BEGIN

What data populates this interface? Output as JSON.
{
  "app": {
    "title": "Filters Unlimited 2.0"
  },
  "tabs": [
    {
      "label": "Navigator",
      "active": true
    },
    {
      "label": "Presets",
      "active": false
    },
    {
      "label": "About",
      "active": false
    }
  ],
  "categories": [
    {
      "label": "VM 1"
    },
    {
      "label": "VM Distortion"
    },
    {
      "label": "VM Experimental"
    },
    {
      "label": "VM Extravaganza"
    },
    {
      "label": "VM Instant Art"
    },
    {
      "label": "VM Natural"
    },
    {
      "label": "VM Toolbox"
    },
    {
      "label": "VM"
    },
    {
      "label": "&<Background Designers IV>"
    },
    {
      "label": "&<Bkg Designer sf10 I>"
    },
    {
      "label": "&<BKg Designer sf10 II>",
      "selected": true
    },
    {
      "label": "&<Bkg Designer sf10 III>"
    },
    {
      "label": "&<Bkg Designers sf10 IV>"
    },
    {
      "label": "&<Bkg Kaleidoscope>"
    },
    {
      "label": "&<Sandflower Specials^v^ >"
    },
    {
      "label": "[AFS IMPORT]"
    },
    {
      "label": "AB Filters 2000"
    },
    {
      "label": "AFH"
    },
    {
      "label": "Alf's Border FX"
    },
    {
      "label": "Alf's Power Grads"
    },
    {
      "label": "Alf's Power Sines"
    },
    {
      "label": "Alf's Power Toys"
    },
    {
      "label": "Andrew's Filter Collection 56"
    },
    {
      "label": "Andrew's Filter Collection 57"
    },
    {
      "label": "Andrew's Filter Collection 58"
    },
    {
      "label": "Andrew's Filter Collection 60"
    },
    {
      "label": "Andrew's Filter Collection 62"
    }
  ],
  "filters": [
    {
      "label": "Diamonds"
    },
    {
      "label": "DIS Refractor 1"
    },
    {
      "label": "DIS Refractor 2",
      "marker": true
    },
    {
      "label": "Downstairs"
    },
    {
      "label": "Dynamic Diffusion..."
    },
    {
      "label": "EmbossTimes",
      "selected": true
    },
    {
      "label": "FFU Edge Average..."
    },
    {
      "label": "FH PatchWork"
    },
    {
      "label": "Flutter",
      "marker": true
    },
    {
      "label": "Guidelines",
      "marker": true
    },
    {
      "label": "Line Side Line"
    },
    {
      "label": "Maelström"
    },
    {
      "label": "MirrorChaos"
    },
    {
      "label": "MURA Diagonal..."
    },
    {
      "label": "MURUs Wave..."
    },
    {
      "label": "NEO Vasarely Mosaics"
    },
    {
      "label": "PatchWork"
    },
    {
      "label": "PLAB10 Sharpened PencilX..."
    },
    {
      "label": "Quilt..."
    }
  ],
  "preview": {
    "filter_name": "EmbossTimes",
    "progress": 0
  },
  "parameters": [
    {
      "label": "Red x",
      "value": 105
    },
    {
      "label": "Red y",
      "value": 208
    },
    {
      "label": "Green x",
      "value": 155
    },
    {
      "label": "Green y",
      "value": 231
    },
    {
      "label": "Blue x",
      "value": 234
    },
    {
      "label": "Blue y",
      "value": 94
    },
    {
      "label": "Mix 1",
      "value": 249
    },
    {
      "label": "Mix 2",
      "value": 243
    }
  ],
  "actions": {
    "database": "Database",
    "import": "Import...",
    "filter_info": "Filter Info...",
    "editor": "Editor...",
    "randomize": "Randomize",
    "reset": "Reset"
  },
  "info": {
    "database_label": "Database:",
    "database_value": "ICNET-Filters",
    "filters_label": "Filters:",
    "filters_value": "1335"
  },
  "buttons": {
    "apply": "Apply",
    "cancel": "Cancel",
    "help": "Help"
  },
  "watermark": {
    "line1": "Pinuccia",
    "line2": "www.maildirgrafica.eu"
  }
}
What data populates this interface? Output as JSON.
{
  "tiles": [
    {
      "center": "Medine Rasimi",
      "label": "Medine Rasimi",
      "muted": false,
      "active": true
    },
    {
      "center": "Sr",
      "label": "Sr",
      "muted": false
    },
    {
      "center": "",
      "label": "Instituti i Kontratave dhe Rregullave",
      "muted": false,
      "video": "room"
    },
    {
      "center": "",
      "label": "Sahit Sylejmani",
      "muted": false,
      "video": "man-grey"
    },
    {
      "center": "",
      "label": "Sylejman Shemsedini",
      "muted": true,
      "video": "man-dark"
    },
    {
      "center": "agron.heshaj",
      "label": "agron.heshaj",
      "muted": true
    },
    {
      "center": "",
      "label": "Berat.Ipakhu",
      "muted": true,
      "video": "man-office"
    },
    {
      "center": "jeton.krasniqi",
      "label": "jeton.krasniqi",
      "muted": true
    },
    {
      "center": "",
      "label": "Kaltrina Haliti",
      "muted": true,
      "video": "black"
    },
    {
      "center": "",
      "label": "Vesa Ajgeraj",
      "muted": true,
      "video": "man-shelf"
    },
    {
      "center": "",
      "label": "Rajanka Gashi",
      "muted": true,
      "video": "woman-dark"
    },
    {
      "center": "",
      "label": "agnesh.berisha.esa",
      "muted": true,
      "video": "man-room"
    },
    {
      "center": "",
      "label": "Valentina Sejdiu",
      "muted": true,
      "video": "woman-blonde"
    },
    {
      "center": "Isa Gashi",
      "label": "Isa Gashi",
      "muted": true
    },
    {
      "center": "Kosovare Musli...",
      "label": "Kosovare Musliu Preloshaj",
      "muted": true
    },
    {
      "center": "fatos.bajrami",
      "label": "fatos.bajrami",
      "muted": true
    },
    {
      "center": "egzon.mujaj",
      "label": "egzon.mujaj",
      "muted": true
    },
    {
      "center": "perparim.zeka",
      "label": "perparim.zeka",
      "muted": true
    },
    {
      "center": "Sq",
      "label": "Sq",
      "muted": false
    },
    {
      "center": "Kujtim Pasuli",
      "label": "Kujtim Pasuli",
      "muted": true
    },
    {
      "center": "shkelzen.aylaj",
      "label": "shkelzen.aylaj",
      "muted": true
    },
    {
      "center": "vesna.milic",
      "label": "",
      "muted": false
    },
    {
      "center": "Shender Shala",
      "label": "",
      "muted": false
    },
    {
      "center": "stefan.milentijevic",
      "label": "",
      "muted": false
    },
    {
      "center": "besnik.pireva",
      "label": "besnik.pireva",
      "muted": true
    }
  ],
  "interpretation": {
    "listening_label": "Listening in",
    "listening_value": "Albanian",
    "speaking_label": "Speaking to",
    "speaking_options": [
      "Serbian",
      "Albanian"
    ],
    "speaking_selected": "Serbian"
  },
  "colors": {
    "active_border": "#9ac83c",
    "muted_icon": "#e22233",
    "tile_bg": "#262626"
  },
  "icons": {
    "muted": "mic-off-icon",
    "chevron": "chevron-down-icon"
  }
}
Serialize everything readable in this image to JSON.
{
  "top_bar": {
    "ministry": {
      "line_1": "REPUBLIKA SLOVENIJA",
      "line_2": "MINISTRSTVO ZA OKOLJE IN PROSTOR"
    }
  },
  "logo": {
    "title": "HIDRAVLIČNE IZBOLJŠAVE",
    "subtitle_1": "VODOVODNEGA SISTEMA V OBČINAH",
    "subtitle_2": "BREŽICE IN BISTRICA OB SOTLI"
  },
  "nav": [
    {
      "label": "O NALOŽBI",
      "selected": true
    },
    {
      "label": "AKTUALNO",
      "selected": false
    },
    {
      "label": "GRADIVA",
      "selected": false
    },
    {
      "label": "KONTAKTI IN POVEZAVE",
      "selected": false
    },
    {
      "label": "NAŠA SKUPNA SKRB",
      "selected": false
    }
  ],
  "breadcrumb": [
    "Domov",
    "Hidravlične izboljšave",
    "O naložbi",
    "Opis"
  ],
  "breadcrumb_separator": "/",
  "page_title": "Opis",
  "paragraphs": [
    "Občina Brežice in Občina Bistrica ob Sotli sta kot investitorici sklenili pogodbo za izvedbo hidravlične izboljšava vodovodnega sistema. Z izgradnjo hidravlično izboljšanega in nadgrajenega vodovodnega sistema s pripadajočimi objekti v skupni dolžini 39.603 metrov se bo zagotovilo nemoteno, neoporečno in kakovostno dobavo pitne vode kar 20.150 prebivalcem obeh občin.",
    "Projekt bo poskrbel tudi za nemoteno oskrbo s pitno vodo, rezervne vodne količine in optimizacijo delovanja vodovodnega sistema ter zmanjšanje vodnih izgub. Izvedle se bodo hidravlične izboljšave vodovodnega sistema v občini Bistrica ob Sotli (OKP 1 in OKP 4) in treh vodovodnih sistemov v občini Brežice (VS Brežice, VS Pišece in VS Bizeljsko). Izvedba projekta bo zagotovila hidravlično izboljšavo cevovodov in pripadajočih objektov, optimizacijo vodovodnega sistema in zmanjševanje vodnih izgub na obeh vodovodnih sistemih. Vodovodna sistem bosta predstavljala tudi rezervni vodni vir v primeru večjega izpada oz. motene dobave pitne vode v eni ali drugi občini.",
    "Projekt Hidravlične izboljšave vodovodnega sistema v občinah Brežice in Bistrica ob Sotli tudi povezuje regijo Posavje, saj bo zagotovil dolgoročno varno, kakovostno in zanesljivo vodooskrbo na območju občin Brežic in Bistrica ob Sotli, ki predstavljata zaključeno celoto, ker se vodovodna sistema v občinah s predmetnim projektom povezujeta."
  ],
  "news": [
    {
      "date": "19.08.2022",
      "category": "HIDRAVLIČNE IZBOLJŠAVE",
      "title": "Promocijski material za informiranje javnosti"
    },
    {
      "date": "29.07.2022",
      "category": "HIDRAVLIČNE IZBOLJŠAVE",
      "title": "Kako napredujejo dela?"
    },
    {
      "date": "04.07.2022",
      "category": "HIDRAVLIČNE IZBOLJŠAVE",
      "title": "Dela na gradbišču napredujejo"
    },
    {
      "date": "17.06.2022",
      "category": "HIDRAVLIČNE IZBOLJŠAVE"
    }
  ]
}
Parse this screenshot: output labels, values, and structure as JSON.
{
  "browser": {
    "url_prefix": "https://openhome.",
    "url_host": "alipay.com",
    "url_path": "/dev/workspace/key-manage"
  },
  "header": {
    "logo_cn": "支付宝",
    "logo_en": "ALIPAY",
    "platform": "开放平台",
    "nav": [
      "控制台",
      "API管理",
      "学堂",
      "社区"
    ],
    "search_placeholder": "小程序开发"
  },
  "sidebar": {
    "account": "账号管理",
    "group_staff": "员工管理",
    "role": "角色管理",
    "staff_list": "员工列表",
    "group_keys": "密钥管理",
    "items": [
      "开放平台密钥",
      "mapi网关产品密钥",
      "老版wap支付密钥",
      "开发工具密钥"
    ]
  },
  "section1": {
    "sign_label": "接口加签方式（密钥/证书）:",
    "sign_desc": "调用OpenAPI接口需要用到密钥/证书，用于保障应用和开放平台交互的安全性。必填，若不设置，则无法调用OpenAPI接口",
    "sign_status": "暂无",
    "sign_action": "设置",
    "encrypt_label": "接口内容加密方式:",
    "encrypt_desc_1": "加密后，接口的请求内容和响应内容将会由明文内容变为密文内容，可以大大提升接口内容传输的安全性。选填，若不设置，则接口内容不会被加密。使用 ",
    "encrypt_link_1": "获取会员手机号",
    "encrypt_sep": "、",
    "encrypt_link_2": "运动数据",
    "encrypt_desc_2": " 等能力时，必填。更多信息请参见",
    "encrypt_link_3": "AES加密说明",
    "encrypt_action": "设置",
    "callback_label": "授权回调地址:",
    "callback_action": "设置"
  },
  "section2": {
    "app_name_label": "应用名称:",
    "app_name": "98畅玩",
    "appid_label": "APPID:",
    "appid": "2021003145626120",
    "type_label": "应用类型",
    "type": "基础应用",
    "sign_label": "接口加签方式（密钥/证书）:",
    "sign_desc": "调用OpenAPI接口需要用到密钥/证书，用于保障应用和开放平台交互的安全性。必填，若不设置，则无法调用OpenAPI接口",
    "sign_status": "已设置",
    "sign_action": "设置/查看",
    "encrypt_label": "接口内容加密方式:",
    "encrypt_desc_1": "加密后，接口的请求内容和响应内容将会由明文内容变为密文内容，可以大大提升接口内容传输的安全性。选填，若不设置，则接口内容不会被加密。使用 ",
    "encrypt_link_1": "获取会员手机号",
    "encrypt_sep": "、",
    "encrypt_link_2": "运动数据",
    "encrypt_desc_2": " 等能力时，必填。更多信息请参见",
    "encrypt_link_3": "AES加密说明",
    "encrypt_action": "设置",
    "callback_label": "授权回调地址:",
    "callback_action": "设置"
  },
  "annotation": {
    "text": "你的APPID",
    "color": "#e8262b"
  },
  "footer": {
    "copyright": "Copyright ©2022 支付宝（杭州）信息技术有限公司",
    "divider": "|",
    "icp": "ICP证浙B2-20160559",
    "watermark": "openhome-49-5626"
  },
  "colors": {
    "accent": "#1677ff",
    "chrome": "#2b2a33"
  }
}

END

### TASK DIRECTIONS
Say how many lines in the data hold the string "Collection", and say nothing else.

### TASK RESULT
5